Components of the FBC
Test Name Increased/decreased WBC White Blood Cell May be increased with infections, inflammation, cancer, leukaemia; decreased with some medications, some autoimmune conditions, some viral or severe infections, bone marrow failure, enlarged spleen, liver disease, alcohol excess and congenital marrow aplasia (marrow doesn't develop normally). For more information, see Blood Film and WBC. % Neutrophil This is a dynamic population that varies somewhat from day to day depending on what is going on in the body. Neutrophils are one of the first lines of defence against bacterial infection. The 'normal' level of neutrophils differs between ethnic groups. Lymphs Lymphocyte Can be increased or decreased by viral infections. Can be increased in conditions such as chronic lymphocytic leukaemia % Mono Monocyte Can be increased with some types of infection eg. TB and and bone marrow disorders eg. Myelodysplasia % Eos Eosinophil Can be increased due to atopy (asthma, hay fever, eczema) drug allergies, some parasitic infections and with other conditions including vasculitis, Hodgkin’s lymphoma and bone marrow disorders % Baso Basophil Can be increased in some infections, inflammatory disorders and in bone marrow disorders eg. chronic myeloid leukaemia RBC Red Blood Cell Decreased with anaemia; increased when too many made and with fluid loss due to diarrhoea, dehydration, burns Hb Haemoglobin Mirrors RBC results Hct Haematocrit Mirrors RBC results MCV Mean Corpuscular Volume Increased with B12 and Folate deficiency, liver disease, underactive thyroid, pregnancy, alcohol excess, some bone marrow disorders; decreased with iron deficiency, longstanding inflammatory disorders and thalassaemia MCH Mean Corpuscular Haemoglobin May be low in iron deficiency, inflammatory conditions and thalassaemia MCHC Mean Corpuscular Haemoglobin Concentration Helps with interpretation of MCH and in diagnosis of specific red cell disorders e.g. hereditary spherocytosis RDW RBC Distribution Width Increased RDW indicates abnormal variation in RBC size. Can indicate iron, B12 or folate deficiency or bone marrow disorders Platelet Platelet Increased numbers of platelets occur after bleeding, inflammation, infection and surgery in bone marrow disorders and in patients with absent or underactive spleens. Decreased numbers are associated with immune conditions such as ITP and SLE, vitamin deficiencies, some drugs (especially chemotherapy), alcoholism, liver disease, enlarged spleens, bone marrow disorders and with some rare inherited disorders (such as Wiskott-Aldrich, Bernard-Soulier) MPV Mean Platelet Volume Vary with platelet production; younger platelets are larger than older ones
Is there anything else I should know?
Many different conditions can result in increases or decreases in the cell populations.
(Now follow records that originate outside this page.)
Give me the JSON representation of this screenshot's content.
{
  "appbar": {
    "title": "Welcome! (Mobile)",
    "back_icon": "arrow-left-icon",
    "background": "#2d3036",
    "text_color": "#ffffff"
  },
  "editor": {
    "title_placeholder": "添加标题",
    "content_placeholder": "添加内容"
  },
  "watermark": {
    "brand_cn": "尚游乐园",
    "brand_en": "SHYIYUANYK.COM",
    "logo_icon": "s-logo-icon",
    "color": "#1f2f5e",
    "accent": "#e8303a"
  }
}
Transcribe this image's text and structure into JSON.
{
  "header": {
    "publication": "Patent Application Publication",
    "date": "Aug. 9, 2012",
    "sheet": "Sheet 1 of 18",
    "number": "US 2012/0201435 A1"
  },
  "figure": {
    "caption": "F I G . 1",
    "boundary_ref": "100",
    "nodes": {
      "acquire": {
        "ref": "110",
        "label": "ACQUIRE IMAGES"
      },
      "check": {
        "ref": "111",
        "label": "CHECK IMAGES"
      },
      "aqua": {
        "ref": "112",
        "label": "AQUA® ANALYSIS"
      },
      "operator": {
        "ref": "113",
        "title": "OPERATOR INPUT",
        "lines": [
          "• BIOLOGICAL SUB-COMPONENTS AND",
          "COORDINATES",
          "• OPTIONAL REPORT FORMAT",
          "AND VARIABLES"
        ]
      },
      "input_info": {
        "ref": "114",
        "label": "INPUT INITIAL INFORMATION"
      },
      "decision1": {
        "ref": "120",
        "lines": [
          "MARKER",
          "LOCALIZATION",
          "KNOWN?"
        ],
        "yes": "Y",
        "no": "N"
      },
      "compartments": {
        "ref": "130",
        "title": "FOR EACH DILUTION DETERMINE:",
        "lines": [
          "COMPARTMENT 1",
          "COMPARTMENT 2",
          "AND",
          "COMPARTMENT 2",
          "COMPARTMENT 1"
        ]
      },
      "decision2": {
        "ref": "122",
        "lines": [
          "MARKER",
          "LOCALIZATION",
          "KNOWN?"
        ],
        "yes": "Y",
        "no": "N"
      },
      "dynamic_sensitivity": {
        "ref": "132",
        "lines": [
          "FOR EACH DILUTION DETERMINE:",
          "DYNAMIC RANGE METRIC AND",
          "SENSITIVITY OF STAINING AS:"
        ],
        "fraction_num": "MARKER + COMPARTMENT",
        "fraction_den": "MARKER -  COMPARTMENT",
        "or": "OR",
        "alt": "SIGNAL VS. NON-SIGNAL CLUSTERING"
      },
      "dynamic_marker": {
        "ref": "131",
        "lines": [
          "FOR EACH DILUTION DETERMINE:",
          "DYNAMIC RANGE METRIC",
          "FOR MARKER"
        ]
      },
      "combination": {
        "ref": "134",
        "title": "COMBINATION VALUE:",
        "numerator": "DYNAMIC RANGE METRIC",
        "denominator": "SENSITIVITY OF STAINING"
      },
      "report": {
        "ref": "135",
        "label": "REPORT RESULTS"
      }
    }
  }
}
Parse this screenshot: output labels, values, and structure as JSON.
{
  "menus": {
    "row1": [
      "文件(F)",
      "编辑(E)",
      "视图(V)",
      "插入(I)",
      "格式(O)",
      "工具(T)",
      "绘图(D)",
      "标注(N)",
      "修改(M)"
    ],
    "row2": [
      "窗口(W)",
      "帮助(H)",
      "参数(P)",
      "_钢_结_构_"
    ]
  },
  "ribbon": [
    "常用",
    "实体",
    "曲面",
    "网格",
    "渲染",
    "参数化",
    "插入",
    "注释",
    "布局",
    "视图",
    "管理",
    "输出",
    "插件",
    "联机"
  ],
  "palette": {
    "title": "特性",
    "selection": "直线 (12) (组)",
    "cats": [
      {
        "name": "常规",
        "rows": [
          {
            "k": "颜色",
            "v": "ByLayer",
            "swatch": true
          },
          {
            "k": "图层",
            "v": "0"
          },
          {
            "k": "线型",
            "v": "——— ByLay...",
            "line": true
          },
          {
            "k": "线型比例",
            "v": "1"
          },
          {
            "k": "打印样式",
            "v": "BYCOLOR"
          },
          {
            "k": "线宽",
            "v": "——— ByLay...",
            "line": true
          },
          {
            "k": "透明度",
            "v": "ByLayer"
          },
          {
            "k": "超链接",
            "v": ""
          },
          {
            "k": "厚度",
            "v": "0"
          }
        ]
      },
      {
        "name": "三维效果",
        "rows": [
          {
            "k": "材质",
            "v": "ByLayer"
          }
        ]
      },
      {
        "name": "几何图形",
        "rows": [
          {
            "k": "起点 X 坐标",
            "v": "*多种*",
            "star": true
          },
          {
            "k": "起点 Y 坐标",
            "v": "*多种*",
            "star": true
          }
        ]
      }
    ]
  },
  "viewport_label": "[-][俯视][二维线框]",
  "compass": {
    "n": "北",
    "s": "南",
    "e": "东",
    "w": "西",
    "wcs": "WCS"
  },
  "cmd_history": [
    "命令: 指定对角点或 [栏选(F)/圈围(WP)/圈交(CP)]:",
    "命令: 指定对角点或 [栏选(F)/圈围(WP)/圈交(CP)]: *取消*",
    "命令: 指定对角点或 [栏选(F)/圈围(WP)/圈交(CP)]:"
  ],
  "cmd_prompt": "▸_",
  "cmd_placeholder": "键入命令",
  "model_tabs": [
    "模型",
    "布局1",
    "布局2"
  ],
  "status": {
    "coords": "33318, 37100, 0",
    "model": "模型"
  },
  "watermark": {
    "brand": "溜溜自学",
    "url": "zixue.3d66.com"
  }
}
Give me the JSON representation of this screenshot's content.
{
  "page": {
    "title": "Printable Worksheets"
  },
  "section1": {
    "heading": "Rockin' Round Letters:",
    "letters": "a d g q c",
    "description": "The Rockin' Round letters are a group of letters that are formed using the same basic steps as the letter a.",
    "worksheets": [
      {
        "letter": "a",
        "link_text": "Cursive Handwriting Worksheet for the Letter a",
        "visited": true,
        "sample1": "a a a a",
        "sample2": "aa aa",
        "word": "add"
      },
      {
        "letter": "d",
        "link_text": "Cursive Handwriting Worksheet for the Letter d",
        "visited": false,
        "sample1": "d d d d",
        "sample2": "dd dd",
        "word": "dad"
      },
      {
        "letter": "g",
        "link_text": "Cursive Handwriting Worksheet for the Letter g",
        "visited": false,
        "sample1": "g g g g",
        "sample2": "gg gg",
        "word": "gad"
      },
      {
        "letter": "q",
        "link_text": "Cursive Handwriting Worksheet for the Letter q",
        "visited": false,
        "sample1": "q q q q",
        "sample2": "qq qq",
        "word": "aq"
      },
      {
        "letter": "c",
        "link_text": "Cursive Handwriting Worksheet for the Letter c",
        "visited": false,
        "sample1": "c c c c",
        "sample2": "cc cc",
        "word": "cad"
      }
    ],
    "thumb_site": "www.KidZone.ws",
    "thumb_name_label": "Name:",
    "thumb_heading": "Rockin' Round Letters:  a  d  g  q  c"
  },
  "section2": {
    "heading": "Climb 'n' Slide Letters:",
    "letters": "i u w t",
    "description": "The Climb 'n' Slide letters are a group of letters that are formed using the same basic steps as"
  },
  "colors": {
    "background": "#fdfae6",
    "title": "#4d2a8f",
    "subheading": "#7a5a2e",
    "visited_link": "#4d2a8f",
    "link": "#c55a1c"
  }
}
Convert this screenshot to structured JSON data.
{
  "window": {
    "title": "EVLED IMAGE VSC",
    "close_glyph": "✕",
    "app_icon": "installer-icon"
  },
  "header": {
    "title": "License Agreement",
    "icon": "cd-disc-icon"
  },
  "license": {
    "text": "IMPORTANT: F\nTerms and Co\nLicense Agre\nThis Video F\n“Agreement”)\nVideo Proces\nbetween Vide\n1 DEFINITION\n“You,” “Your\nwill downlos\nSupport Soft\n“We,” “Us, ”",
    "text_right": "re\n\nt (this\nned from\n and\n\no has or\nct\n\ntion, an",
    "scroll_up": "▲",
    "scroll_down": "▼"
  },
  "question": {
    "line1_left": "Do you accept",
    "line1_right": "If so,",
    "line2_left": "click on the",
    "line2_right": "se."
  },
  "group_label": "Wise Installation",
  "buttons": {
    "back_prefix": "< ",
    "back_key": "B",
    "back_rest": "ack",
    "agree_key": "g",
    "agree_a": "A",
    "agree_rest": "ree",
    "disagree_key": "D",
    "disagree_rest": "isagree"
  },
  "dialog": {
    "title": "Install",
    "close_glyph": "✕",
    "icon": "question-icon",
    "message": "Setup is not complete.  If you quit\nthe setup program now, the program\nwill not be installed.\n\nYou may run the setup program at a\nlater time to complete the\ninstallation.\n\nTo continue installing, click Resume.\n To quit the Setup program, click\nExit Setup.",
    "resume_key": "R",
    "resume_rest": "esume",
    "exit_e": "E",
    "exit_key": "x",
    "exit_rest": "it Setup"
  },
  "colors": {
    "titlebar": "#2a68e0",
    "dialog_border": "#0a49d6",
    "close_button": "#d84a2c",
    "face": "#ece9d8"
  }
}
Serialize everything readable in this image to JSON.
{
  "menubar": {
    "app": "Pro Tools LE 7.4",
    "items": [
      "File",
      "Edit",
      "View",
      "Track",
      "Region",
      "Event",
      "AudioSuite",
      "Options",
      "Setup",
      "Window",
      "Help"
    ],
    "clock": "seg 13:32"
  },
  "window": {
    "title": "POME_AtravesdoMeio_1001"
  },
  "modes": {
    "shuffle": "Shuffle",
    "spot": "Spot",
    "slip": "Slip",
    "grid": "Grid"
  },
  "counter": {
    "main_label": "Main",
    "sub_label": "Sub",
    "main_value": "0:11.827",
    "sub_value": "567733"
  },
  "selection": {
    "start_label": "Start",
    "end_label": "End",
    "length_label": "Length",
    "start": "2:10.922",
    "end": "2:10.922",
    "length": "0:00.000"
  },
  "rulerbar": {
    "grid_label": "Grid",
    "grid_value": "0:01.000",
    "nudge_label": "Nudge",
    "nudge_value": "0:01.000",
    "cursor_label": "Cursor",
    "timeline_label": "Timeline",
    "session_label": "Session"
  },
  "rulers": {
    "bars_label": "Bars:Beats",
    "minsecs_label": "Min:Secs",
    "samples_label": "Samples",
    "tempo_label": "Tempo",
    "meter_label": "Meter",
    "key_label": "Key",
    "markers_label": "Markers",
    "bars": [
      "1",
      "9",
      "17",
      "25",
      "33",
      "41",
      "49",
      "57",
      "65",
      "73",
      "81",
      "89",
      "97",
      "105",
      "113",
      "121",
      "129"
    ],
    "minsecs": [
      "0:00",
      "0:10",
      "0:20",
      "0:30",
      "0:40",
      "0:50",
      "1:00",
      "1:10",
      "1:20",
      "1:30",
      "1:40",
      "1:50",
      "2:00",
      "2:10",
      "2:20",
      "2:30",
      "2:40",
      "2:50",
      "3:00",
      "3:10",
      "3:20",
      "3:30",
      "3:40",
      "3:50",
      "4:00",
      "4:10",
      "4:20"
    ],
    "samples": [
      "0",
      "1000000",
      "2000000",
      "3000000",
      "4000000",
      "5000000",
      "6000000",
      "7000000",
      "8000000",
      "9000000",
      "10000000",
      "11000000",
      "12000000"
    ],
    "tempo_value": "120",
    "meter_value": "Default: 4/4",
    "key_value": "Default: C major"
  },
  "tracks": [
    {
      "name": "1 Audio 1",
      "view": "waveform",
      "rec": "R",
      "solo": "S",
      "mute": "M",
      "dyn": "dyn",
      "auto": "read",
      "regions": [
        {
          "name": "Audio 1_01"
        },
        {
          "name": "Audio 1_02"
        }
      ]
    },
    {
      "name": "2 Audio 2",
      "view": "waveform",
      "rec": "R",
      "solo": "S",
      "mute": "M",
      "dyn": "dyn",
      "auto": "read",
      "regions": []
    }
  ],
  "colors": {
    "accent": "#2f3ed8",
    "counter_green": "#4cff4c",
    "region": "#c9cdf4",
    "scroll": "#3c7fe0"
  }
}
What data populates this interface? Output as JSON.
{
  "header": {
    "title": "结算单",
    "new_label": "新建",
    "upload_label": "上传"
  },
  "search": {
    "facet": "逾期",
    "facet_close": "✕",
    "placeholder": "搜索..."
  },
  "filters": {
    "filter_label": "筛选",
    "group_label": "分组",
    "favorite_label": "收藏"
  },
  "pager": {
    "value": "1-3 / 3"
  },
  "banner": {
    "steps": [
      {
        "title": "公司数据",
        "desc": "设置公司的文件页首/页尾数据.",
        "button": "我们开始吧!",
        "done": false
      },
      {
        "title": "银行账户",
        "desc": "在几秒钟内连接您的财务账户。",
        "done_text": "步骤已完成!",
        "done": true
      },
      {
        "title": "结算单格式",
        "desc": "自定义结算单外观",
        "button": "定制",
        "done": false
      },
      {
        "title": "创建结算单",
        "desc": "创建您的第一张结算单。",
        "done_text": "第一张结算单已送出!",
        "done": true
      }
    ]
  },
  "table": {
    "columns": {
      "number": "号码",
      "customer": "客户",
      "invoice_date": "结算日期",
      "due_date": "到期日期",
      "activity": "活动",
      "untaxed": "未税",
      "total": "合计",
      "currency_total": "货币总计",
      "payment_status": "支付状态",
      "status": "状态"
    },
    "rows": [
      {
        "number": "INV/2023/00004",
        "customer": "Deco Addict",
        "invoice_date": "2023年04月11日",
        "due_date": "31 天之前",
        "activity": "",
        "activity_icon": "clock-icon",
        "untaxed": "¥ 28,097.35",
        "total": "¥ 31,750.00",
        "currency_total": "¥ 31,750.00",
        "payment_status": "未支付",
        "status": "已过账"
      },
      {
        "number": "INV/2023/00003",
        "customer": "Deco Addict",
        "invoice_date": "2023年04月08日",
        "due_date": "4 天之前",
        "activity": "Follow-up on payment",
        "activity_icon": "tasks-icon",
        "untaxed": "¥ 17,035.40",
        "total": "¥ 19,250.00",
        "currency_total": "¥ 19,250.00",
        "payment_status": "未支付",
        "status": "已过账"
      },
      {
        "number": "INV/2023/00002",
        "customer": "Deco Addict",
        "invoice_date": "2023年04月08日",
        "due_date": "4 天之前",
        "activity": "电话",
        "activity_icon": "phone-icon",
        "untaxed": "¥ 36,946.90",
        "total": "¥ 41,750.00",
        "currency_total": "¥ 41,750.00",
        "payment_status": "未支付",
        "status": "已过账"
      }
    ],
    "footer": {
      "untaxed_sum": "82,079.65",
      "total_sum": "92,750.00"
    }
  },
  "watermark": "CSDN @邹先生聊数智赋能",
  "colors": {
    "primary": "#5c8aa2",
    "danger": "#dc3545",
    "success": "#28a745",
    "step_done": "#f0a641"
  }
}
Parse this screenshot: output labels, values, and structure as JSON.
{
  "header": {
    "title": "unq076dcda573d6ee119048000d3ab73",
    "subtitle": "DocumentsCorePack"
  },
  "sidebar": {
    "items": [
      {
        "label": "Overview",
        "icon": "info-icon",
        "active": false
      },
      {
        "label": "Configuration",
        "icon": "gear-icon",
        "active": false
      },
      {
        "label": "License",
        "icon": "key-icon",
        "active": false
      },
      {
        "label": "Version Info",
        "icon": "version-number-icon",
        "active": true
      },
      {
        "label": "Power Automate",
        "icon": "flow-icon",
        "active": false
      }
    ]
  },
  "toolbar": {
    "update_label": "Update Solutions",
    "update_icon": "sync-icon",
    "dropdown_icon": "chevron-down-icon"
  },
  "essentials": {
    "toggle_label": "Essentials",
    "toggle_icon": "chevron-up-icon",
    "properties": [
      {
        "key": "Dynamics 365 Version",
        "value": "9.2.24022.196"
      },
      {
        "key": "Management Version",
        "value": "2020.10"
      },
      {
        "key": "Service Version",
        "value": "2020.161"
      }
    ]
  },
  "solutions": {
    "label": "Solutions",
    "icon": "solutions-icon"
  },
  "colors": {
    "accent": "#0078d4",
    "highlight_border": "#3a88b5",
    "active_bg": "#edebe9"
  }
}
Some of these conditions may require treatment, while others may resolve on their own.
Recent blood transfusions affect the results of the FBC.
Normal FBC values for babies and children are different from adults. The laboratory will supply the reference ranges for various age groups, and a healthcare professional will take these into consideration when interpreting data.
What can a patient do about their FBC?
Patients who have a keen interest in their own healthcare frequently want to know what they can do to change their WBCs, RBCs, and platelets. Unlike “good” and “bad” cholesterol, cell populations are not generally affected by lifestyle changes unless the patient has an underlying deficiency (such as vitamin B12 or folate deficiency or iron deficiency) or increased alcohol intake. Addressing any underlying diseases or conditions and following a healthy lifestyle will help optimise your body’s cell production and your body will take care of the rest.
On This Site
Tests: Haemoglobin, Haematocrit, Red blood cell (RBC) count, White blood cell (WBC) count, White blood cell differential count, Platelet count
Conditions: Anaemia, Thalassaemia, Vitamin B12 and Folate Deficiency, Sickle Cell Anaemia, Bone Marrow Disorders